Conflict Resolution in D&D-style combat:
"D&D-style combat" means roll to hit, roll damage, subtract damage from hit points.
(You can swap Wound Levels or whatever in for hit points. Ars Magica, for instance, has this kind of combat system.)
Recall: Task Resolution = "I hit him!" "Why?" "To put him out of the fight!" The roll determines: do you hit him?
Conflict Resolution = "I hit him!" "Why?" "To put him out of the fight!" The roll determines: do you put him out of the fight?
So now in D&D-style combat, we have this:- "I hit him!" "Why?" "To reduce his hit points!"- We roll: do you hit him?- If no: you don't reduce his hit points.- If yes: we roll: how much do you reduce his hit points?
The roll to hit is Task Resolution, plus Conflict Resolution if you fail. The damage roll is Conflict Resolution if you succeed. Taken all together, it's Conflict Resolution.
Consider this alternative:- "I hit him!" "Why?" "To reduce his hit points!"- We roll: how much do you reduce his hit points?- If zero: you don't hit him, or else don't get through his armor.- If one or more: you hit him!
Here, the damage roll determines whether you hit or miss. The point of the to hit roll was always to get to the damage roll; here, we skip straight to it.
I consider those two approaches to be equivalent. Sometimes the game you're designing will demand one approach, sometimes the other; no biggie.
But here's where D&D-style combat sucks, whichever way:- "I hit him!" "Why?" "To give him a scar to remember me by!"
A ruleset like D&D's has to have a special exceptional rule to cover this case. Also this case: "to knock him down!" also this case: "to disarm him!" also this case: "to keep him busy so my friends can get away!" also this case: "to show him who's boss!" also this case: "to get past him in time to catch the ship!" also this case: "to keep him from catching the ship!" also every other case that doesn't care about hit points.
A well-designed game will have Conflict Resolution rules that can handle everything possible, unexceptionally. Don't make like this is pipe dreaming - lots of games do it, it's not that hard. I've written at least three games that do it just myself, without even scratching the surface.
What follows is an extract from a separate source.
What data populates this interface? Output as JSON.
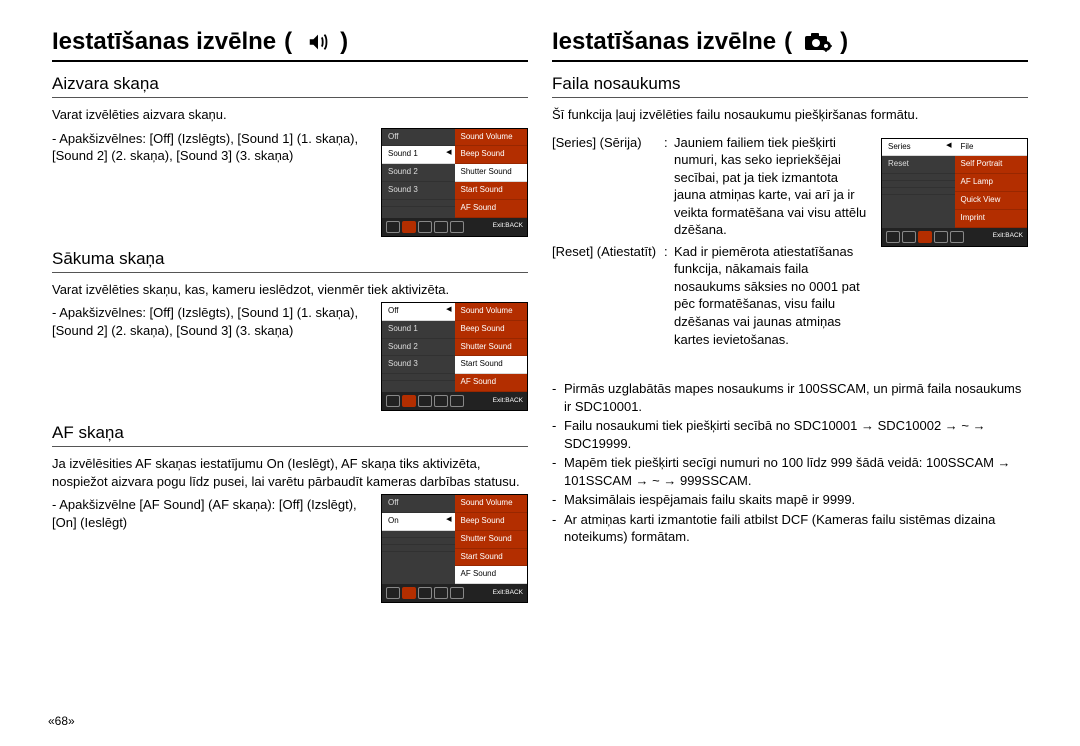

You're allowed to limit what's possible, if that's what it takes.
1. On 2004-12-29, Neel said:
2. On 2004-12-29, ben lehman said:
3. On 2004-12-31, inky said:
4. On 2004-12-31, Neel said:
5. On 2004-12-31, Neel said:
6. On 2005-01-06, anon. said:
7. On 2005-02-07, Callan said:
8. On 2005-02-07, Vincent said: